───── EXERCISE INPUTS ─────
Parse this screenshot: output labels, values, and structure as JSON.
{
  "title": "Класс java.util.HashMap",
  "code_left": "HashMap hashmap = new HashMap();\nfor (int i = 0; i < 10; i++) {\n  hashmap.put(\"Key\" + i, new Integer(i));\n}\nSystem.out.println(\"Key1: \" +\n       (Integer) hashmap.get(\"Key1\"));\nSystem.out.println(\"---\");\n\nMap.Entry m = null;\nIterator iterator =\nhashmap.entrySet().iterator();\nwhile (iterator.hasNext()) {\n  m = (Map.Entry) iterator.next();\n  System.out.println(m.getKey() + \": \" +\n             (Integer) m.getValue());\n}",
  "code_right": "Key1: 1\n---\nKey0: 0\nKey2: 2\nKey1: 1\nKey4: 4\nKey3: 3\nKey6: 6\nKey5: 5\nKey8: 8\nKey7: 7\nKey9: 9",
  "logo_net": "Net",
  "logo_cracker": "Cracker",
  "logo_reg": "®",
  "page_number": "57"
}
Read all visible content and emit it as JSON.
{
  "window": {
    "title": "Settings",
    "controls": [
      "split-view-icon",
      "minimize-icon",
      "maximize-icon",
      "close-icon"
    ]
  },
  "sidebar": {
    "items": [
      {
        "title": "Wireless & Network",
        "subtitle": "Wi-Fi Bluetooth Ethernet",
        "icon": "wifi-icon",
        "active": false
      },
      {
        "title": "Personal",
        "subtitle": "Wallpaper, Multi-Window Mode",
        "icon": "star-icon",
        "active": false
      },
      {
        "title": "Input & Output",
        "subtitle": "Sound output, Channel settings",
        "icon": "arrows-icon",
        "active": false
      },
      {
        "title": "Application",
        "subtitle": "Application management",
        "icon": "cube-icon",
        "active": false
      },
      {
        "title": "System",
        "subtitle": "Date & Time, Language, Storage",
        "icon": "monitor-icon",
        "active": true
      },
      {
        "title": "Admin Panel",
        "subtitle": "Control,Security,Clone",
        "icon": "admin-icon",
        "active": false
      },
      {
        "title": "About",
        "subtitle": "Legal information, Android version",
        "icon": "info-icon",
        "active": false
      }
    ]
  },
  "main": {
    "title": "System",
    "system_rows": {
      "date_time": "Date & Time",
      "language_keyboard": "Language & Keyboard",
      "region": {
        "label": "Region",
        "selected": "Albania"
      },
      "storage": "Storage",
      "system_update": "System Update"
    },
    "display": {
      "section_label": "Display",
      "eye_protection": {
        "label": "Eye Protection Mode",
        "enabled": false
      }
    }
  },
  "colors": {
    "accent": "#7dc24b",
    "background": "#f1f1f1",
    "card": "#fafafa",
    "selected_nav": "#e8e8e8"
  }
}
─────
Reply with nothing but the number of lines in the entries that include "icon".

11